◆ What is required
In the data below, find each line carrying the string "frame" and copy it out.

◆ Data for analysis
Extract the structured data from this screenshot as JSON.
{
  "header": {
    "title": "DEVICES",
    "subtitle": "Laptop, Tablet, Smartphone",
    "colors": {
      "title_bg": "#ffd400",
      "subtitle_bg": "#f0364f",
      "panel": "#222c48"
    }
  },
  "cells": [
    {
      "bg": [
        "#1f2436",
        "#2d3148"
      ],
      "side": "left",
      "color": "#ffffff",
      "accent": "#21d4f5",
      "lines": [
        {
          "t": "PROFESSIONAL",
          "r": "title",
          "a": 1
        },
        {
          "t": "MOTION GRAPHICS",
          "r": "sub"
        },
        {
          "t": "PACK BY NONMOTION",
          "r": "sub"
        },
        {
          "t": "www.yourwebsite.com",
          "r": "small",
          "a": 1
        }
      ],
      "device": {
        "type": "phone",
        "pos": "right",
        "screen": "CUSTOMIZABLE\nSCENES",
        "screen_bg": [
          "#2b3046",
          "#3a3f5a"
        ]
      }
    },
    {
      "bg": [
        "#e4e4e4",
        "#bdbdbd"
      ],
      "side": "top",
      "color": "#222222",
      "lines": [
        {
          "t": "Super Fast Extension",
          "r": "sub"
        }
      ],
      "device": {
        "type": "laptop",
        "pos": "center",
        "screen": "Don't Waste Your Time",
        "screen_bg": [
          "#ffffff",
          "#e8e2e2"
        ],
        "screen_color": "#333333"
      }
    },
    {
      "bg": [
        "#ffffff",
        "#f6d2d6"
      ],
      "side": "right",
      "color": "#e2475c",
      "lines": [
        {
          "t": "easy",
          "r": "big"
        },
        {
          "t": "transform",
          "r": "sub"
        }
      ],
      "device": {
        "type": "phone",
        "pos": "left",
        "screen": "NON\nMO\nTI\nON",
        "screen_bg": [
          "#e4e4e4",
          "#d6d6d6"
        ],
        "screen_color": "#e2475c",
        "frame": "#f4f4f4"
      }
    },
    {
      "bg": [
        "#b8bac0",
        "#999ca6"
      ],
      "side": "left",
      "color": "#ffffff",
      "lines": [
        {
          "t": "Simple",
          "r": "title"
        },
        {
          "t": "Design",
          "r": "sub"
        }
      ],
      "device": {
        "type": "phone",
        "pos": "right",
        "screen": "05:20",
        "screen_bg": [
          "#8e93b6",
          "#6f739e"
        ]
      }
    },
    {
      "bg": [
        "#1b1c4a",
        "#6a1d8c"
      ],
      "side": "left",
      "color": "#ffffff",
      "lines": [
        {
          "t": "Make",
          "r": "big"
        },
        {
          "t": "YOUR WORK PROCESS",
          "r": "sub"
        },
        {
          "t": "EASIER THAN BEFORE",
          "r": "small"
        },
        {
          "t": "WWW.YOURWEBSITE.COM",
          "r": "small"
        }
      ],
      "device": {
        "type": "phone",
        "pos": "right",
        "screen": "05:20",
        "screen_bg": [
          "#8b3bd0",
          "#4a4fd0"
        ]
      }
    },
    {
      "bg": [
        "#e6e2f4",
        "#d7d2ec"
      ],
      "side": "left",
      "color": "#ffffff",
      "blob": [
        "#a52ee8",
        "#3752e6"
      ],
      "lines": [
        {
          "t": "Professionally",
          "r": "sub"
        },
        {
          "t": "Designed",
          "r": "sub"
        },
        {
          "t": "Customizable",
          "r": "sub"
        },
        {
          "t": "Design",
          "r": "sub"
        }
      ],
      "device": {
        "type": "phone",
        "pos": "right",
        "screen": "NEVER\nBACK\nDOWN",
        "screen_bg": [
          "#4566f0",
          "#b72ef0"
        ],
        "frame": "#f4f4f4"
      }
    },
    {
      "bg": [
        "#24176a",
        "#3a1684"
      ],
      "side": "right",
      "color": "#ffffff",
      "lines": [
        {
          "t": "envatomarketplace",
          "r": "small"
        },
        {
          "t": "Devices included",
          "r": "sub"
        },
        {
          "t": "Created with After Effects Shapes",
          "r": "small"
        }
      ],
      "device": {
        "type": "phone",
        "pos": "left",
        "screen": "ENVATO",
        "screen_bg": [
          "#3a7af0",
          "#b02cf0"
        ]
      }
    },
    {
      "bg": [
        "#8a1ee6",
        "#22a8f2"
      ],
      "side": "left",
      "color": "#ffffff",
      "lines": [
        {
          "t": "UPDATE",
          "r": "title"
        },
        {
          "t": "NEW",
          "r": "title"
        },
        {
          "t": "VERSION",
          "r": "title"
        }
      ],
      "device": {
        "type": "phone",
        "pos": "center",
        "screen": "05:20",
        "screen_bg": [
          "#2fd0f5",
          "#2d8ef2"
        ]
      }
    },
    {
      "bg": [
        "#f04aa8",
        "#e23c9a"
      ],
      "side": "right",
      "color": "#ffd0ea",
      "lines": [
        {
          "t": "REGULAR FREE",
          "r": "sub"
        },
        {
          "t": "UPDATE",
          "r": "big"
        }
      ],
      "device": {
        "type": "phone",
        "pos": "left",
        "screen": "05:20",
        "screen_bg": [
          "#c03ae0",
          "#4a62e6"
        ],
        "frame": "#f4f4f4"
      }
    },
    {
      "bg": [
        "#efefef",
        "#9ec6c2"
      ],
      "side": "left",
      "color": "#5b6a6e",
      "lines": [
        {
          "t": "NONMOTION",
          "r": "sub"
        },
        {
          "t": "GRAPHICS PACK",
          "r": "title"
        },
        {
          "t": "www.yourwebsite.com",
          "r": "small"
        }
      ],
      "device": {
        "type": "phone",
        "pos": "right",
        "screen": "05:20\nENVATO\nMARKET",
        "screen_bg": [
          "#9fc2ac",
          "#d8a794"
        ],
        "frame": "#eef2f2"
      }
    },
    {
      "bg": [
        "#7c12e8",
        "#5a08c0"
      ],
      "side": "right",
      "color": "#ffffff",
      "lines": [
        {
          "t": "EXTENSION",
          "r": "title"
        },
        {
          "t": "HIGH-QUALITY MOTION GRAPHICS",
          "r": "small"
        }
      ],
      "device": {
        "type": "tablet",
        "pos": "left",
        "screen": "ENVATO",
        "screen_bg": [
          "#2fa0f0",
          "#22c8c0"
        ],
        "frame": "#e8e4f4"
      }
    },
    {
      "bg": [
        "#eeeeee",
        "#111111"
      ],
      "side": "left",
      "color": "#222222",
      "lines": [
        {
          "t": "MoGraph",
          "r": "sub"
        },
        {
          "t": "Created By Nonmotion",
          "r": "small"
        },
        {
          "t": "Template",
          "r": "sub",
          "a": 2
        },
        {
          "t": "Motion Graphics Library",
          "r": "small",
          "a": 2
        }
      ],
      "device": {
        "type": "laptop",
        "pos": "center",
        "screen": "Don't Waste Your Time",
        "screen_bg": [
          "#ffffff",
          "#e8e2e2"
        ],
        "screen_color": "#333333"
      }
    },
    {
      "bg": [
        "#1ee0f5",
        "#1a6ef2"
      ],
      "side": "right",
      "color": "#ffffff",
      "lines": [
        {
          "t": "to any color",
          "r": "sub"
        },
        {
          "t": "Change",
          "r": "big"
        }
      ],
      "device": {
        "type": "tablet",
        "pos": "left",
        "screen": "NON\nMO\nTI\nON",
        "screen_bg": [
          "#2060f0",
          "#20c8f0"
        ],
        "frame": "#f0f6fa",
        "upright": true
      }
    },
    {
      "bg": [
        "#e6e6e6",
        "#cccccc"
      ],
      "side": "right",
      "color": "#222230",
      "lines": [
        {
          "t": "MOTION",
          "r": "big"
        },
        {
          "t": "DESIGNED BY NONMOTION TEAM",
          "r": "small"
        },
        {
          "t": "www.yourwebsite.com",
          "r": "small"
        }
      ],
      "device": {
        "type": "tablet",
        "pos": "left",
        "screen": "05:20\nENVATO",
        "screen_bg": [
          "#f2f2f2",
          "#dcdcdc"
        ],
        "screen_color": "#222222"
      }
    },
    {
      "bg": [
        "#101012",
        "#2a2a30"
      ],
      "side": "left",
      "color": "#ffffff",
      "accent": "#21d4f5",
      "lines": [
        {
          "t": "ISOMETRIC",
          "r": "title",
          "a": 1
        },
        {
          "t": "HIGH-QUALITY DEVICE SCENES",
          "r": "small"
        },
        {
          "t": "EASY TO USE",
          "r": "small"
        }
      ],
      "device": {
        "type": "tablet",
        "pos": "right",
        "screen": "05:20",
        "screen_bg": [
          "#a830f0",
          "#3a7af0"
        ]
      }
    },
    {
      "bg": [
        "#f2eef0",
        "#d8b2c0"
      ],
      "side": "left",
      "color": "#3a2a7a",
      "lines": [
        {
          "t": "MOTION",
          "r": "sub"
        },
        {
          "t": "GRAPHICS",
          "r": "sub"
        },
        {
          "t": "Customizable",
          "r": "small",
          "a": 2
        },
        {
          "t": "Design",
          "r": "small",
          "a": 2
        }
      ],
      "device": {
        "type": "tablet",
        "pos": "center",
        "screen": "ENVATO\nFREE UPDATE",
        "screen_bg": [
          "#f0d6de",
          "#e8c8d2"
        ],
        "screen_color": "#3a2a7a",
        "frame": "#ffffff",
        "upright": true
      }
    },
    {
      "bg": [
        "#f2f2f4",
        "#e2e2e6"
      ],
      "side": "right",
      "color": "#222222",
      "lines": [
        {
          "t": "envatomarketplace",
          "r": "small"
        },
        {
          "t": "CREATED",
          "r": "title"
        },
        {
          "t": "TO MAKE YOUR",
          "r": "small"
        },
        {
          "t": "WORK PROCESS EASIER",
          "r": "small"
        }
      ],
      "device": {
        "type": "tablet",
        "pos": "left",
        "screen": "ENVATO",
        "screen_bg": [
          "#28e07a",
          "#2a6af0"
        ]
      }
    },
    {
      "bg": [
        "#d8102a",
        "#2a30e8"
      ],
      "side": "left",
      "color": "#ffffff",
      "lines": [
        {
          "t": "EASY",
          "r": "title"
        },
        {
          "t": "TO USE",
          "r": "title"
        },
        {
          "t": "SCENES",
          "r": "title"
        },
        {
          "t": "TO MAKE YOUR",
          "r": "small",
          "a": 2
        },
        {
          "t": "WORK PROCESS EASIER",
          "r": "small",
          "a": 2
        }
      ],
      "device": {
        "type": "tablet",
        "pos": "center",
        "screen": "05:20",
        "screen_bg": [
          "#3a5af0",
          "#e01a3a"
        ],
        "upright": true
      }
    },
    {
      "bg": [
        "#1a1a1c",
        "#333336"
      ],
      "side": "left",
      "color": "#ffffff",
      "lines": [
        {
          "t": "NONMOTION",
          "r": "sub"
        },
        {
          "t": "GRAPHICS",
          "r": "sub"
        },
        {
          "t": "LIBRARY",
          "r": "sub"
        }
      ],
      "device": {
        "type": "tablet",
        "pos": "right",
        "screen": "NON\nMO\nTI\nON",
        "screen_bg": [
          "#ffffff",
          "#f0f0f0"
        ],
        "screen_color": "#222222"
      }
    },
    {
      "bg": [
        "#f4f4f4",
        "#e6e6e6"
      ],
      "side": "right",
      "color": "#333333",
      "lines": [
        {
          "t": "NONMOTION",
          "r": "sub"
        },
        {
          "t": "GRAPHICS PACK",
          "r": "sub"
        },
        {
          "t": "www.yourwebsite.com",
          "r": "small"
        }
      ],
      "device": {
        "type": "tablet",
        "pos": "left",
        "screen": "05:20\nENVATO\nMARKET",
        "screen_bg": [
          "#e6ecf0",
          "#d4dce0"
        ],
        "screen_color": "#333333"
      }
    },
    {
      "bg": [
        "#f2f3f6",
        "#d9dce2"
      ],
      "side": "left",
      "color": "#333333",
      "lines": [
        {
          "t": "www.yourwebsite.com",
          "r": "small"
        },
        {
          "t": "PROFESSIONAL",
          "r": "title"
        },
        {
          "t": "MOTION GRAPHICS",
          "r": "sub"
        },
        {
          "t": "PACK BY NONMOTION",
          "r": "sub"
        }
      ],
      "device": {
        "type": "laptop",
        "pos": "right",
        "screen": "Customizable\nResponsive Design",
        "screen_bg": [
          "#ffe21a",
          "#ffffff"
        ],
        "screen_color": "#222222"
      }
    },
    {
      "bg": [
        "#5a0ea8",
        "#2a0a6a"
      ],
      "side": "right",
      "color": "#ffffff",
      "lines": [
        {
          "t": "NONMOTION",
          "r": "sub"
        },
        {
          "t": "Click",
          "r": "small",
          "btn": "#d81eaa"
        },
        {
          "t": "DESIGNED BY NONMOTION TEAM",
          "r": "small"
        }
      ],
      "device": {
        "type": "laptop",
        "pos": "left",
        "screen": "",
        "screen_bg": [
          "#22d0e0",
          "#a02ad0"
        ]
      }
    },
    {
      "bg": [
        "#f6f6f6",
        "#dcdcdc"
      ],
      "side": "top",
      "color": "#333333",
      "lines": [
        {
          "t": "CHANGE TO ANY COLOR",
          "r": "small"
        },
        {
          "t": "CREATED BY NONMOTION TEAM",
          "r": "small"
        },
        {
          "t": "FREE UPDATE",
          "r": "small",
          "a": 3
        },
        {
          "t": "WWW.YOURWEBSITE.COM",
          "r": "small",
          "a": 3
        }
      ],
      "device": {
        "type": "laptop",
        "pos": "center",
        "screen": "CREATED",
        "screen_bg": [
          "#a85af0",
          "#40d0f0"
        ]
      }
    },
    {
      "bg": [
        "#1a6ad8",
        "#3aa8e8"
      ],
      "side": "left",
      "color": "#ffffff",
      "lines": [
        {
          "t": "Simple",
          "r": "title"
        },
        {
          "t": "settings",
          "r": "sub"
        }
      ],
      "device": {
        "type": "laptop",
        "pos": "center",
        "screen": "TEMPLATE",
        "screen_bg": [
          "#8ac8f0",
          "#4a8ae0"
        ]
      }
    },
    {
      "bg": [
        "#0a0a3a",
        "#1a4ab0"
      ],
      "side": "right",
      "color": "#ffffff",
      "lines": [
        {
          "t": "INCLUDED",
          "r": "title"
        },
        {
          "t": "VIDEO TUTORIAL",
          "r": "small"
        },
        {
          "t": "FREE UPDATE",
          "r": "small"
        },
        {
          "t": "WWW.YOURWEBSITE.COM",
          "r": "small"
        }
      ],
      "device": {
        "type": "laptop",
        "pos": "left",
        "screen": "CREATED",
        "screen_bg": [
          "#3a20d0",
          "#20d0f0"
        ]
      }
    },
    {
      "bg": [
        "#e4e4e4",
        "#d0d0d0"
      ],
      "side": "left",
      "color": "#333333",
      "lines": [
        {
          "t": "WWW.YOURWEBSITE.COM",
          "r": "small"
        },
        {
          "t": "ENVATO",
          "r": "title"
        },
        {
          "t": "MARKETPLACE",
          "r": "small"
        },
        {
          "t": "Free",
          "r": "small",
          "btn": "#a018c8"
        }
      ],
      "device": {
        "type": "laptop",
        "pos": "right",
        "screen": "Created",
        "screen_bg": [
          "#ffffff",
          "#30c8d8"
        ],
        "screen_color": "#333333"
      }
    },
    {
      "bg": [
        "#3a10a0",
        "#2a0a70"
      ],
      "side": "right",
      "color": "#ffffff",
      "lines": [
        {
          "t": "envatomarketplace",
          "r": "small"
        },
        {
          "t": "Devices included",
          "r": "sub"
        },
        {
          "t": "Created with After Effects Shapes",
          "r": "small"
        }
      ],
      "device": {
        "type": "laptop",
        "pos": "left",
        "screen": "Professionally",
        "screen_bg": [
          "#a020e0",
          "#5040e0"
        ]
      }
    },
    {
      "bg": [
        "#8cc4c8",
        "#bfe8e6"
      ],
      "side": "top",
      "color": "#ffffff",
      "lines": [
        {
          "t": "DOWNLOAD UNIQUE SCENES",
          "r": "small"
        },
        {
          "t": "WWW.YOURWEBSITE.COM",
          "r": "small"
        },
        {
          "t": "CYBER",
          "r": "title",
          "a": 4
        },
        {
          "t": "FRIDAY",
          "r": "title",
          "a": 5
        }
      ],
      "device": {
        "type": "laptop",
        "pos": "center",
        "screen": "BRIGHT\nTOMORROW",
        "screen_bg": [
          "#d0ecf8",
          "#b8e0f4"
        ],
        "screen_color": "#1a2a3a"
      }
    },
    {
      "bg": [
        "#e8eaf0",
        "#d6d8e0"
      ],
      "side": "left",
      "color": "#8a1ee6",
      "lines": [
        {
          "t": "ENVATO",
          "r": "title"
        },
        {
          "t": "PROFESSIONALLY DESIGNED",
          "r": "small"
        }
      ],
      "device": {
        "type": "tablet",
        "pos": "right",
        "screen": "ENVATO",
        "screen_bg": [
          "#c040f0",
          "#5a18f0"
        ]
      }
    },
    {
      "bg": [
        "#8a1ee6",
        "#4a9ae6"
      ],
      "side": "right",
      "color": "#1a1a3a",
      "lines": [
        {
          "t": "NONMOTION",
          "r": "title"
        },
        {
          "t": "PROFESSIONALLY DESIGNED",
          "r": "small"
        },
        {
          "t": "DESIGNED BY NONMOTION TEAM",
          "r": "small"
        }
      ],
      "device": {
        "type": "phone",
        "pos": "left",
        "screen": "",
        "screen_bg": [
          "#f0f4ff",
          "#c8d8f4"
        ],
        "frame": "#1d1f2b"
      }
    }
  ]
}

◆ Task response
        "frame": "#f4f4f4"
        "frame": "#f4f4f4"
        "frame": "#f4f4f4"
        "frame": "#eef2f2"
        "frame": "#e8e4f4"
        "frame": "#f0f6fa",
        "frame": "#ffffff",
        "frame": "#1d1f2b"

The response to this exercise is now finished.